SOURCE MATERIAL →
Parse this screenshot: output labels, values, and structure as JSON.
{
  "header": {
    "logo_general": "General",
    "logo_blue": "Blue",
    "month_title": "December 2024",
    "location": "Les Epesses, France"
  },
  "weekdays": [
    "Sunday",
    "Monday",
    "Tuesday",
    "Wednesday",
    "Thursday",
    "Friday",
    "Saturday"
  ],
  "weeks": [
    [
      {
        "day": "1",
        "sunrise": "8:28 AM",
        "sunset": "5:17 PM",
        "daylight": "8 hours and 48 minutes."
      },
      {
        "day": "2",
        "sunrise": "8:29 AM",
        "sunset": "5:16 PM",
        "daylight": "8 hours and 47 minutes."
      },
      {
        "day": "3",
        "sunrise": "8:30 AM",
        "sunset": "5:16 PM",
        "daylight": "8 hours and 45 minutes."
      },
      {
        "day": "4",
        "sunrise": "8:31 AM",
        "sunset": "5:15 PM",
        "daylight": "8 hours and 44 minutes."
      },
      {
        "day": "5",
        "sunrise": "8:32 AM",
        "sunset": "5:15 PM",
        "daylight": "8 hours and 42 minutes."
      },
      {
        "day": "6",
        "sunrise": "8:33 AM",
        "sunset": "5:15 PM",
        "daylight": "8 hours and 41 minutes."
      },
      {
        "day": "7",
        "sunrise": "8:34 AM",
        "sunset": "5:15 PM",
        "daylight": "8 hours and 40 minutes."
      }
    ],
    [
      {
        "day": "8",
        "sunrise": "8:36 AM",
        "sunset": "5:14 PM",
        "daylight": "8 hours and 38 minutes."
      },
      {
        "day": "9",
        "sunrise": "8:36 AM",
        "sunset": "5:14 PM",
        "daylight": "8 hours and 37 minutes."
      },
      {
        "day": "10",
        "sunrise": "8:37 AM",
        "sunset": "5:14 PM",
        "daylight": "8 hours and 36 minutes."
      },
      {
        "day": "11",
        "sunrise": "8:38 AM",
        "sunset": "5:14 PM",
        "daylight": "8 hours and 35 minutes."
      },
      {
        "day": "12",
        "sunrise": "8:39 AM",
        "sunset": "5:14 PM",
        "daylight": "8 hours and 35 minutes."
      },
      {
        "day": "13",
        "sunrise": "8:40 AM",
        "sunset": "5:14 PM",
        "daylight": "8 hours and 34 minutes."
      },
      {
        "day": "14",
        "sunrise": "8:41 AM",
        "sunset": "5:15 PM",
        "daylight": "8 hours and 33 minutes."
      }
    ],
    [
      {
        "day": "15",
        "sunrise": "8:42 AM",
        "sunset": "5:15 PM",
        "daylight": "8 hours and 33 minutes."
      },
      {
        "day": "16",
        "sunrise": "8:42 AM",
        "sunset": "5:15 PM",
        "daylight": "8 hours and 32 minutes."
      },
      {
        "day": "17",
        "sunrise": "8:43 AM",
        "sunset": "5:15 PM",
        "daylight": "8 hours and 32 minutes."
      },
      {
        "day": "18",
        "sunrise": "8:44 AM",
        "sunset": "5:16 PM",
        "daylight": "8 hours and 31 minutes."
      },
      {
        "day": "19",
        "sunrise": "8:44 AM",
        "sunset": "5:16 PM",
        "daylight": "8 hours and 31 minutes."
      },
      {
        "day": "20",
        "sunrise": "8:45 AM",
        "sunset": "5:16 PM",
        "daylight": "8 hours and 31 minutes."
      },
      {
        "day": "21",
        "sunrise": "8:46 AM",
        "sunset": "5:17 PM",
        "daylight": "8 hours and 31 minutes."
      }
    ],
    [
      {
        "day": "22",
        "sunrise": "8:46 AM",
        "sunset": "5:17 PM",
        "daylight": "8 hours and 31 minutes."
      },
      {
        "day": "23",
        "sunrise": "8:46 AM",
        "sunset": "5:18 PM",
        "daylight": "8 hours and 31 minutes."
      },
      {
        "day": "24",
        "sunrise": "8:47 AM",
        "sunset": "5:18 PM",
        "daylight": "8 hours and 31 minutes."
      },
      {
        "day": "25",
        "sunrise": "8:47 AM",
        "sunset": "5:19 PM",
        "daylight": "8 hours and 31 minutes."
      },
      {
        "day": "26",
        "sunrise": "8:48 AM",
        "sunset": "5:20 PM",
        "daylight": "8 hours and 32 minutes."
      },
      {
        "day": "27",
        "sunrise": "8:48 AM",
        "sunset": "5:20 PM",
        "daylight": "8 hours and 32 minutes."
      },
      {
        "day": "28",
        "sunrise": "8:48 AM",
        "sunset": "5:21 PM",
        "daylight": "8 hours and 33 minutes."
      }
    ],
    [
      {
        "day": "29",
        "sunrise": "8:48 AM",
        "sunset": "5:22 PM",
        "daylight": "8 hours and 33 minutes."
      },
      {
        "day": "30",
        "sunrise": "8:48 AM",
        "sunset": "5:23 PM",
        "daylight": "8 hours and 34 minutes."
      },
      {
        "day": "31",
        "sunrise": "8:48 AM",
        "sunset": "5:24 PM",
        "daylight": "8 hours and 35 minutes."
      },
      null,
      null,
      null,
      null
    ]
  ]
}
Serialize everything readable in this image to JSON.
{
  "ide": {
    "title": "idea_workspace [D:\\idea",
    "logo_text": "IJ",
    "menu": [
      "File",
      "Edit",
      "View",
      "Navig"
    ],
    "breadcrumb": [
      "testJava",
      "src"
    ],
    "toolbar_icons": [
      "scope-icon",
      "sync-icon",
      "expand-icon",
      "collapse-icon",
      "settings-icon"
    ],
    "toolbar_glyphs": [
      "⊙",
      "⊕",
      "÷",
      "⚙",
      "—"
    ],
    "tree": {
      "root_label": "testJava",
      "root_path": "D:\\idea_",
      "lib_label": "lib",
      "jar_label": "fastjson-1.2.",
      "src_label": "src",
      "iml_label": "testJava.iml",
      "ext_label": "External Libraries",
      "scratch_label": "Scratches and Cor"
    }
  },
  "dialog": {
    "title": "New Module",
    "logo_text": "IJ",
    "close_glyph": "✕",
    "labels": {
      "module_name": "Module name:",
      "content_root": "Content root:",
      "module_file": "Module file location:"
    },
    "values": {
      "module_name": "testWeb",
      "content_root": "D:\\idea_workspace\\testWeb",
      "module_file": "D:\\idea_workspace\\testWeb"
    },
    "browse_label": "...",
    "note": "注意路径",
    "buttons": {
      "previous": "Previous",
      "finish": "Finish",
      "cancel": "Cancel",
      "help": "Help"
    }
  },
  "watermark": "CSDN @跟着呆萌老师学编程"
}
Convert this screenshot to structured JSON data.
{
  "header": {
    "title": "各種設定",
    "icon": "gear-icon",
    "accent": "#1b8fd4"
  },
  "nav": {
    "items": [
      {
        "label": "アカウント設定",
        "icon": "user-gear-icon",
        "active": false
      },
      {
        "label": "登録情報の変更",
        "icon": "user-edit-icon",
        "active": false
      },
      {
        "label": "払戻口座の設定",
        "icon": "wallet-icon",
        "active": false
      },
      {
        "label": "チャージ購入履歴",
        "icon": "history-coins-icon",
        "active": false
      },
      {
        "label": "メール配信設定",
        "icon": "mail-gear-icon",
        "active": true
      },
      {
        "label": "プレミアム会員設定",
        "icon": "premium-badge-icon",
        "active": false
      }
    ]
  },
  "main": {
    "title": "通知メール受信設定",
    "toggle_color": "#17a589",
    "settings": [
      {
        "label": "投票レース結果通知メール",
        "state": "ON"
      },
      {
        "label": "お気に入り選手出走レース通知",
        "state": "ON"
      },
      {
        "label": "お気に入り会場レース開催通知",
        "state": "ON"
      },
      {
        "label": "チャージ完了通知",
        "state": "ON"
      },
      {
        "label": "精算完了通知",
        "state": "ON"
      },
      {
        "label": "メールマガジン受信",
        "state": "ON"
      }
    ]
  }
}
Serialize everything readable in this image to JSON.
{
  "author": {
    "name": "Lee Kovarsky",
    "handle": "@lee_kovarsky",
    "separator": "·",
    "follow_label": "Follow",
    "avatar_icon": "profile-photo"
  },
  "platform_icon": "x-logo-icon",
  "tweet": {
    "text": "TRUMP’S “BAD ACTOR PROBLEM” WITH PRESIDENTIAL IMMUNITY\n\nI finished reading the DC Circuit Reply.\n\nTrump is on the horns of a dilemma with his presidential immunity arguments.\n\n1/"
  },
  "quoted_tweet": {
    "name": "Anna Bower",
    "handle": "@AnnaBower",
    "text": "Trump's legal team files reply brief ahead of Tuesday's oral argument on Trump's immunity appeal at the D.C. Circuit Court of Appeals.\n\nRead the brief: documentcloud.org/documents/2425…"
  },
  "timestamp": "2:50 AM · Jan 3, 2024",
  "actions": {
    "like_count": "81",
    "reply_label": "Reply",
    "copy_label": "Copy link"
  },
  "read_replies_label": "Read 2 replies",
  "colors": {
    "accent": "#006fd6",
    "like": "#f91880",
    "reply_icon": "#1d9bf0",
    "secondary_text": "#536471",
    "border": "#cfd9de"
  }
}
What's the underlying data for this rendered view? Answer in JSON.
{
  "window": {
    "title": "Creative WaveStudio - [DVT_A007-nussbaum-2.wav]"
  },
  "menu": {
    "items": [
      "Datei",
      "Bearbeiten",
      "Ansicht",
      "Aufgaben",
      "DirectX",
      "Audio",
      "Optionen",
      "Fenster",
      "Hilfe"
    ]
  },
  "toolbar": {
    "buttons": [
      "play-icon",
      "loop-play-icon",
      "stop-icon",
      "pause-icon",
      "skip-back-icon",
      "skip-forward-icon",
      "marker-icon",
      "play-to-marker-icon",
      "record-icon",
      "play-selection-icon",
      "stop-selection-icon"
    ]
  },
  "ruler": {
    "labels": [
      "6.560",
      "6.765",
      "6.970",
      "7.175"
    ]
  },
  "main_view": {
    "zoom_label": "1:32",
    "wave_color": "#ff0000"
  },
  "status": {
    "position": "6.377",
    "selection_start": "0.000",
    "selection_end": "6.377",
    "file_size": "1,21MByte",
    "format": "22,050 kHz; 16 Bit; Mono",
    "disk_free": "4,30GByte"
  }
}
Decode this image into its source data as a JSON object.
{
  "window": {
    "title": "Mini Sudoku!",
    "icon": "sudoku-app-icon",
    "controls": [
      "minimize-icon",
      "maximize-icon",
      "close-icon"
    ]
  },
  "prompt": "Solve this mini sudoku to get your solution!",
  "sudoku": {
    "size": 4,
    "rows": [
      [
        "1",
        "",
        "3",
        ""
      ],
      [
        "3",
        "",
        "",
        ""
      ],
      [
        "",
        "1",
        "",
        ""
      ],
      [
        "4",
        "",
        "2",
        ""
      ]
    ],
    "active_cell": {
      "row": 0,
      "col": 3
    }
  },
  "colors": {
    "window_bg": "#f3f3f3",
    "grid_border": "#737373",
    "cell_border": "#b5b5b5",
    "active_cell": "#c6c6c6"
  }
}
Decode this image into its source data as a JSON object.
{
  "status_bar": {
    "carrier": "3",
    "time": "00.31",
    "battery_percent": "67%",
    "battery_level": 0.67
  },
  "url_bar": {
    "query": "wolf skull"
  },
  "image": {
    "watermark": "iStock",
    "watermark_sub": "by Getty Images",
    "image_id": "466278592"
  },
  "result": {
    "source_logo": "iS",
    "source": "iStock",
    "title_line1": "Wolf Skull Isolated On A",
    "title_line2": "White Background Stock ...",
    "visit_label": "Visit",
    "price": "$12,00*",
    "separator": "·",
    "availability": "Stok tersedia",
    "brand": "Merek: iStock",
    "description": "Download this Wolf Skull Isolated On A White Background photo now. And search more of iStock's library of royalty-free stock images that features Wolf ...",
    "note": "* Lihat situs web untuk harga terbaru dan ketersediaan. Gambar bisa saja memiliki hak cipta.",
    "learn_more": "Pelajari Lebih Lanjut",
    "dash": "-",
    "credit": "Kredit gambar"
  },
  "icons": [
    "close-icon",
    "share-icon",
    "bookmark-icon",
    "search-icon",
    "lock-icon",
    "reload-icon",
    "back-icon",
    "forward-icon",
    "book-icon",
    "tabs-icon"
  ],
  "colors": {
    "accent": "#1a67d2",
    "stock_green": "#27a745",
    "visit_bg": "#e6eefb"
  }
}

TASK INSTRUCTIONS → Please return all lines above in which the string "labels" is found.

RESULT →
Parse this screenshot: output labels, values, and structure as JSON.
    "labels": {
    "labels": [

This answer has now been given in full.